Data excerpts:
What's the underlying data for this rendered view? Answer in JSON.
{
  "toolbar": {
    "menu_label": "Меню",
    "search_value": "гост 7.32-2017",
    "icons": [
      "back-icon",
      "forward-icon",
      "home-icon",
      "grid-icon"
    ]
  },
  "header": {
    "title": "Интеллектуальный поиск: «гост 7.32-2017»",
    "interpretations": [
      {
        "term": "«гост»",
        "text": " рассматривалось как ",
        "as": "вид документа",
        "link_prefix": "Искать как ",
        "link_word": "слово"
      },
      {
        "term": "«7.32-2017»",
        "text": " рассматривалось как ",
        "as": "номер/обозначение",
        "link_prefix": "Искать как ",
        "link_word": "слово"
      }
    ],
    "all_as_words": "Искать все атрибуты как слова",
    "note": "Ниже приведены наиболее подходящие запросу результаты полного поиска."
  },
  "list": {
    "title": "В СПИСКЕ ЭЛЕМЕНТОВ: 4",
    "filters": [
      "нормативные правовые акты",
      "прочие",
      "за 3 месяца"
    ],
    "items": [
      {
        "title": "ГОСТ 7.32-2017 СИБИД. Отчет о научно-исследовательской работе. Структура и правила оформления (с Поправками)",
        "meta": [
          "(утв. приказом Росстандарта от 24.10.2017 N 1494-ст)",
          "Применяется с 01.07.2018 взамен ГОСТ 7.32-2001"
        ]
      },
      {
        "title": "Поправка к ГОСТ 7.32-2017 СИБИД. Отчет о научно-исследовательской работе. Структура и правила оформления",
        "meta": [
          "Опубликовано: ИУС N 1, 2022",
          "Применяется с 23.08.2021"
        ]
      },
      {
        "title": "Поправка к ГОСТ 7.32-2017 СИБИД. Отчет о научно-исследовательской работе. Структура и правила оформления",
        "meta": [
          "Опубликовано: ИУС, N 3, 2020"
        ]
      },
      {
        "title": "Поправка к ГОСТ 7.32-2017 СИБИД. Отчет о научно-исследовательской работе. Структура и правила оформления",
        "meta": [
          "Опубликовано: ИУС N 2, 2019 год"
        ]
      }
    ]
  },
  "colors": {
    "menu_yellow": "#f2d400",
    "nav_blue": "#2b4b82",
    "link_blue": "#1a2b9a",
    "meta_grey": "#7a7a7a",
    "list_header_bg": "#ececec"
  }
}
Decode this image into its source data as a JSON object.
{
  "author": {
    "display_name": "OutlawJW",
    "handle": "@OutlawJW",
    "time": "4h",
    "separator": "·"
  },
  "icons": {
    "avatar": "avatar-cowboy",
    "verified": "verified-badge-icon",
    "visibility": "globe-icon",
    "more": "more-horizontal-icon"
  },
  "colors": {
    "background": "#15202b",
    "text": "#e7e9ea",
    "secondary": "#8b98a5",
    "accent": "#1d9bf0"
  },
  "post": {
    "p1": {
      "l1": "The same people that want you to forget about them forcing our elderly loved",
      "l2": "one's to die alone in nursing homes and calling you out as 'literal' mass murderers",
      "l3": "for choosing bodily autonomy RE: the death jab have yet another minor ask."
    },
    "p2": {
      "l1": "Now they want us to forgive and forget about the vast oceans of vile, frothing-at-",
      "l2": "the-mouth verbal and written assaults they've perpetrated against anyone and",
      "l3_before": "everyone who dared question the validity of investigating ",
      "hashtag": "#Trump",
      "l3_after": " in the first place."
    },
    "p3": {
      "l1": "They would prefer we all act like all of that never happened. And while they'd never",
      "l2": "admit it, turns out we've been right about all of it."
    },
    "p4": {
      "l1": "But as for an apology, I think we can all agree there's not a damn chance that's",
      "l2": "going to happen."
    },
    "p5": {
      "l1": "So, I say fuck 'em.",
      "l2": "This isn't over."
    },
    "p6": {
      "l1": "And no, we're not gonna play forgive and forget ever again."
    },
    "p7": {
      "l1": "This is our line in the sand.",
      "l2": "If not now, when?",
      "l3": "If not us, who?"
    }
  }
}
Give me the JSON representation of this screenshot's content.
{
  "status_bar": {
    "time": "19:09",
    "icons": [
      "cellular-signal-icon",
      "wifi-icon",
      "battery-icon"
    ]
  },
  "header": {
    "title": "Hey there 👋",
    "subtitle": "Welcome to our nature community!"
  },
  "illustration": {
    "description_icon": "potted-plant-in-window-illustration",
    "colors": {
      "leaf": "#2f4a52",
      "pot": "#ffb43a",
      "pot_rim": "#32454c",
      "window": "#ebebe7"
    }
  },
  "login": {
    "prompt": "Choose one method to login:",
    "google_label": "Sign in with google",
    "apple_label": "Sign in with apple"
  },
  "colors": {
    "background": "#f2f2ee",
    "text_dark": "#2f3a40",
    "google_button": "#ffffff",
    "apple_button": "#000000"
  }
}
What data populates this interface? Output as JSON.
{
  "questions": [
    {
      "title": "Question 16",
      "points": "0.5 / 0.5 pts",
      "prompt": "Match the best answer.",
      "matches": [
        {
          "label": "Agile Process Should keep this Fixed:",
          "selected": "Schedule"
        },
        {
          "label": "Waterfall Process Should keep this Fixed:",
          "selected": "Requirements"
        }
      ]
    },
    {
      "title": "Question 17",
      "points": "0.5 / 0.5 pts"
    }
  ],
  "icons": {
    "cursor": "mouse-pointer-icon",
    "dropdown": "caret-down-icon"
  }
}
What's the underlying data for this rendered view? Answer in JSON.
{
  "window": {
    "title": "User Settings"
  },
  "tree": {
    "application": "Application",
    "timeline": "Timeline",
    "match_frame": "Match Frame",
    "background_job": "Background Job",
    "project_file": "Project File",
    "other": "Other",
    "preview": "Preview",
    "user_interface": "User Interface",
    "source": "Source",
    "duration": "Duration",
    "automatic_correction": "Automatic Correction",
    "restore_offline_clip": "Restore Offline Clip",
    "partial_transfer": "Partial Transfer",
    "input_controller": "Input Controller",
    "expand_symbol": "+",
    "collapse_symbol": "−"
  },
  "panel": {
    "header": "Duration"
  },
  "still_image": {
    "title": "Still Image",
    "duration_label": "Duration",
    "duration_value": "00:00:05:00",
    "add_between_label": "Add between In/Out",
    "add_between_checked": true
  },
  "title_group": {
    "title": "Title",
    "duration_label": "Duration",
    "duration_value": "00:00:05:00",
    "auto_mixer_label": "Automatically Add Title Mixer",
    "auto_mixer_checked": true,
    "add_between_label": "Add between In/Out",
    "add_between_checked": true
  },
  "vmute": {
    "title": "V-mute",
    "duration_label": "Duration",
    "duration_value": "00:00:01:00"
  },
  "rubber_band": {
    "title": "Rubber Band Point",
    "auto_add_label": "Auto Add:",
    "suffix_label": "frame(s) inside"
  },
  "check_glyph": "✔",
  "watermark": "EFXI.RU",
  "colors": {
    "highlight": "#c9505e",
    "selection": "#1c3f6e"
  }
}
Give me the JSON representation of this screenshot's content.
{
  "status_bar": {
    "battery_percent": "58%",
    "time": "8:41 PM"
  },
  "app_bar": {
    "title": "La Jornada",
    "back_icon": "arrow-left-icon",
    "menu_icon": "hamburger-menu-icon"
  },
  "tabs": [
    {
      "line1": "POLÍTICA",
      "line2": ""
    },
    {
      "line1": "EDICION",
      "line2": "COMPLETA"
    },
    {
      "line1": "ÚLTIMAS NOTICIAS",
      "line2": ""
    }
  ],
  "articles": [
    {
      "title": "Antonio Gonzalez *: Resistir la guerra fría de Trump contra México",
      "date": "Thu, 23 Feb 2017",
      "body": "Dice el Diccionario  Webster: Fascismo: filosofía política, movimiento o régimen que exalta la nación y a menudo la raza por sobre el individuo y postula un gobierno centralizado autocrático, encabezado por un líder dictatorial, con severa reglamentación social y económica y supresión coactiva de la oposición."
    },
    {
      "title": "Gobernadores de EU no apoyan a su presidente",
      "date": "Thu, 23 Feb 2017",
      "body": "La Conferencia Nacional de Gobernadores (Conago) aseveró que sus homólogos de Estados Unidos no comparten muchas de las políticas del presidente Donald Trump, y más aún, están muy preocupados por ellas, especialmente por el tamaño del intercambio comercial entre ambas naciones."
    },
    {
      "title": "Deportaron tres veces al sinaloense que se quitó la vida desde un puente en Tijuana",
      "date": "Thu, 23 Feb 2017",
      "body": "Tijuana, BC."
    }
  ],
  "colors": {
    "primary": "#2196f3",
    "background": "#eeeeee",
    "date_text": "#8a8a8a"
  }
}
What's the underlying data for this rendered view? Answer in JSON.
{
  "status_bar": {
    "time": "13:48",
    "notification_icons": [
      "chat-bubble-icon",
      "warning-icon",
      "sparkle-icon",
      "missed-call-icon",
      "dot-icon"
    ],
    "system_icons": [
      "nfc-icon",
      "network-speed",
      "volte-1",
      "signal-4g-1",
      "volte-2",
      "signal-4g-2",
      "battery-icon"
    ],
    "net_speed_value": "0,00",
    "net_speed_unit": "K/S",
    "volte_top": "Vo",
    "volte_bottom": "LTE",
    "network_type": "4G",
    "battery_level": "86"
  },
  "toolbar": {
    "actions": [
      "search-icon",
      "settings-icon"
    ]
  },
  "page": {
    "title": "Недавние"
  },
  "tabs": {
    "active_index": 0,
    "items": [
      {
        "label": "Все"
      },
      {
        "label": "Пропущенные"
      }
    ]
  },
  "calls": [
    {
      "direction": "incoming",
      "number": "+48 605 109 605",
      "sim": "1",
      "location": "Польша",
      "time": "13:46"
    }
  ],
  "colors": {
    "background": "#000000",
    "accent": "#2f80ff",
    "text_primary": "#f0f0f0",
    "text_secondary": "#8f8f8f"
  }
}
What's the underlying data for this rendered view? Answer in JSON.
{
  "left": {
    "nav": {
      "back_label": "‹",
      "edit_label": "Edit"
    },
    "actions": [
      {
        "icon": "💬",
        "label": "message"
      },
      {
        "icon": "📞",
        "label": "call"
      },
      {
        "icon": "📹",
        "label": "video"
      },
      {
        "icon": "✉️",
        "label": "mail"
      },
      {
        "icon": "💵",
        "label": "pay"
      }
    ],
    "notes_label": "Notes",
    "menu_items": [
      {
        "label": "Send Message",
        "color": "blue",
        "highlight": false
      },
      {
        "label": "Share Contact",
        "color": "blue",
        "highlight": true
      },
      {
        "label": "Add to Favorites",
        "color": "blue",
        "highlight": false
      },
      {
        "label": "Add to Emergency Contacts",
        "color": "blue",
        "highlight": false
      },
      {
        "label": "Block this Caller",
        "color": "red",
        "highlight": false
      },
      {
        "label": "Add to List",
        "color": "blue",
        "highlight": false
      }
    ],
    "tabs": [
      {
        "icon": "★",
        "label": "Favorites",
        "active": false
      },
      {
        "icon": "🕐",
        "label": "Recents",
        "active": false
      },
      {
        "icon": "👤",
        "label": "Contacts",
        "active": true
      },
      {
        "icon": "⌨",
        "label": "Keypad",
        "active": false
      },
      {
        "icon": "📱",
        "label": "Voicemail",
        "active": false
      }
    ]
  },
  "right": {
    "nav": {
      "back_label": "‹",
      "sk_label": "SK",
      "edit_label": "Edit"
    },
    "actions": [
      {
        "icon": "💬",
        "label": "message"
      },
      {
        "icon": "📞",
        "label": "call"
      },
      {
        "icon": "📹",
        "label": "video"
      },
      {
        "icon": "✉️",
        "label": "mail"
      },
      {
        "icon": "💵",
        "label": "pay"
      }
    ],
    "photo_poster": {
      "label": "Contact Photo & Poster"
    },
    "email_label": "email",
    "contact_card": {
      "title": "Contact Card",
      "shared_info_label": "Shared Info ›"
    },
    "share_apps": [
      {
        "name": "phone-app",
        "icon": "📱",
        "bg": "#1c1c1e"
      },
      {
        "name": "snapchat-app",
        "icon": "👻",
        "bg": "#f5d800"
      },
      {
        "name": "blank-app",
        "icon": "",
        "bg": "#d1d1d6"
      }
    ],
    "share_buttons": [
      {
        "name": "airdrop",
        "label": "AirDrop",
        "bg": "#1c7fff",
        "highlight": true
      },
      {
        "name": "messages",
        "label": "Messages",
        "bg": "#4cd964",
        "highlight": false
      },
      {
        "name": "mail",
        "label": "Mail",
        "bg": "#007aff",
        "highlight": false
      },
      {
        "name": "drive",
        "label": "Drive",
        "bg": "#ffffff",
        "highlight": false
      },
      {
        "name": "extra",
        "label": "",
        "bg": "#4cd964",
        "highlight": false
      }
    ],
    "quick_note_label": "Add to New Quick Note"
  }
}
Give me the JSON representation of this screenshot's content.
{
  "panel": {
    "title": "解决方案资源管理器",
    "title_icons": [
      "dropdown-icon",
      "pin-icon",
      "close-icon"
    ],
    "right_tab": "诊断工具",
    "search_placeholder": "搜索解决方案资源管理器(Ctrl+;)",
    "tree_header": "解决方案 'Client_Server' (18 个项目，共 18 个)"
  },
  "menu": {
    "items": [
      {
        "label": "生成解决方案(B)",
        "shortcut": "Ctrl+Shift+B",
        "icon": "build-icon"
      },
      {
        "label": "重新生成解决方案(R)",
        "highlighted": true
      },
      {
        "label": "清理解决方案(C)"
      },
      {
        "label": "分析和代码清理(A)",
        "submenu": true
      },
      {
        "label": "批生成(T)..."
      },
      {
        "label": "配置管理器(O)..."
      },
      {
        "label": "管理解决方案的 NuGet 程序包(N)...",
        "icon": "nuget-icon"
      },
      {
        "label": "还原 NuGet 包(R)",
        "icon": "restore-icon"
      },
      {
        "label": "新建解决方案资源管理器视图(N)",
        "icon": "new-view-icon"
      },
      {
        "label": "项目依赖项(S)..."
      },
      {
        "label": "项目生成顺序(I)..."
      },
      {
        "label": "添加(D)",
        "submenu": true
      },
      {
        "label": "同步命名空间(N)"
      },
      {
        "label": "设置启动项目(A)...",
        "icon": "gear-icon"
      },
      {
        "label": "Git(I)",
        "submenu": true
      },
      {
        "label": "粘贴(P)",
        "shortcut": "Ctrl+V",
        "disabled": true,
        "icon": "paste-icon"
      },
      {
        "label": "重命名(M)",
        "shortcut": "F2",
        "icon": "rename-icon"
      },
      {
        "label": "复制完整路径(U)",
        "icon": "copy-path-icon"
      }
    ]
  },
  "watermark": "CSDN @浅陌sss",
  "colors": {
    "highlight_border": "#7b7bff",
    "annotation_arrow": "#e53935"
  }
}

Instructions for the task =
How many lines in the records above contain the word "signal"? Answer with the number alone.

Task response =
3